Abstract

Data structures for non-volatile memories have to be designed such that they can be atomically modified using transactions. Existing atomicity methods require data to be copied in the critical path which significantly increases the latency of transactions. These overheads are further amplified for transactions on byte-addressable persistent memories where often the byte ranges modified for data structure updates are significantly smaller compared to the granularity at which data can be efficiently copied and logged. We propose Kamino-Tx that provides a new way to perform transactional updates on non-volatile byte-addressable memories (NVM) without requiring any copying of data in the critical path. Kamino-Tx maintains an additional copy of data off the critical path to achieve atomicity.
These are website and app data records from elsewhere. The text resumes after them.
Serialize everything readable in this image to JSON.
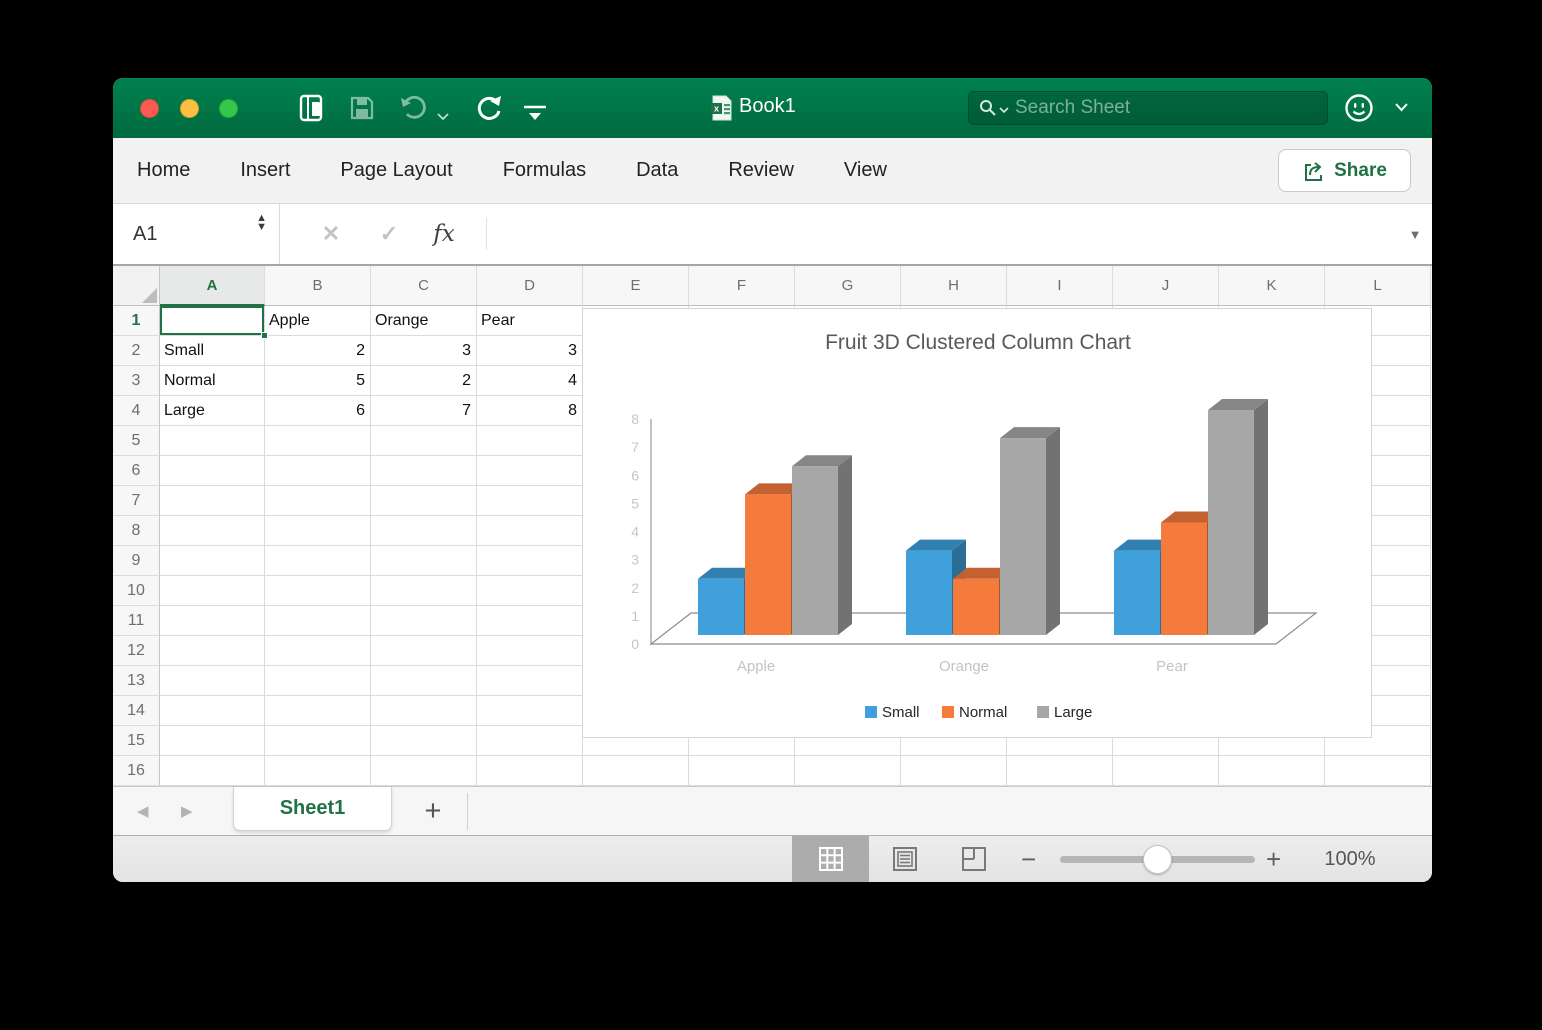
{
  "colors": {
    "titlebar_green": "#00784A",
    "accent_green": "#217346",
    "selection_green": "#1F7245",
    "traffic_red": "#FC5B52",
    "traffic_yellow": "#FDBE41",
    "traffic_green": "#34C749",
    "series_blue": "#3FA0DB",
    "series_orange": "#F47B3C",
    "series_gray": "#A7A7A7"
  },
  "titlebar": {
    "title": "Book1",
    "search_placeholder": "Search Sheet"
  },
  "ribbon": {
    "tabs": [
      "Home",
      "Insert",
      "Page Layout",
      "Formulas",
      "Data",
      "Review",
      "View"
    ],
    "share_label": "Share"
  },
  "formula_bar": {
    "cell_ref": "A1",
    "fx_label": "fx",
    "cancel_icon": "✕",
    "confirm_icon": "✓",
    "dropdown_icon": "▼",
    "stepper_up": "▲",
    "stepper_down": "▼"
  },
  "spreadsheet": {
    "visible_columns": [
      "A",
      "B",
      "C",
      "D",
      "E",
      "F",
      "G",
      "H",
      "I",
      "J",
      "K",
      "L"
    ],
    "visible_rows": 16,
    "selected_cell": "A1",
    "selected_column": "A",
    "selected_row": "1",
    "cells": {
      "B1": "Apple",
      "C1": "Orange",
      "D1": "Pear",
      "A2": "Small",
      "B2": "2",
      "C2": "3",
      "D2": "3",
      "A3": "Normal",
      "B3": "5",
      "C3": "2",
      "D3": "4",
      "A4": "Large",
      "B4": "6",
      "C4": "7",
      "D4": "8"
    }
  },
  "chart_data": {
    "type": "bar",
    "subtype": "3d-clustered-column",
    "title": "Fruit 3D Clustered Column Chart",
    "categories": [
      "Apple",
      "Orange",
      "Pear"
    ],
    "series": [
      {
        "name": "Small",
        "color": "#3FA0DB",
        "values": [
          2,
          3,
          3
        ]
      },
      {
        "name": "Normal",
        "color": "#F47B3C",
        "values": [
          5,
          2,
          4
        ]
      },
      {
        "name": "Large",
        "color": "#A7A7A7",
        "values": [
          6,
          7,
          8
        ]
      }
    ],
    "ylim": [
      0,
      8
    ],
    "yticks": [
      0,
      1,
      2,
      3,
      4,
      5,
      6,
      7,
      8
    ],
    "grid": false,
    "legend_position": "bottom"
  },
  "sheet_tabs": {
    "prev_icon": "◀",
    "next_icon": "▶",
    "active_tab": "Sheet1",
    "add_tab_label": "+"
  },
  "status_bar": {
    "zoom_out_icon": "−",
    "zoom_in_icon": "+",
    "zoom_label": "100%"
  }
}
But in doing so Kamino-Tx has to overcome two important challenges of safety and minimizing NVM storage overhead. We propose a more dynamic approach to maintaining the additional copy of data to reduce storage overheads. To further mitigate the storage overhead of using Kamino-Tx in a replicated setting, we develop Kamino-Tx-Chain, a variant of Chain Replication where replicas perform in-place updates and do not maintain data copies locally; replicas in Kamino-Tx-Chain leverage other replicas as copies to roll back or forward for atomicity. Our results show that using Kamino-Tx increases throughput by up to 9.5x for unreplicated systems and up to 2.2x for replicated settings.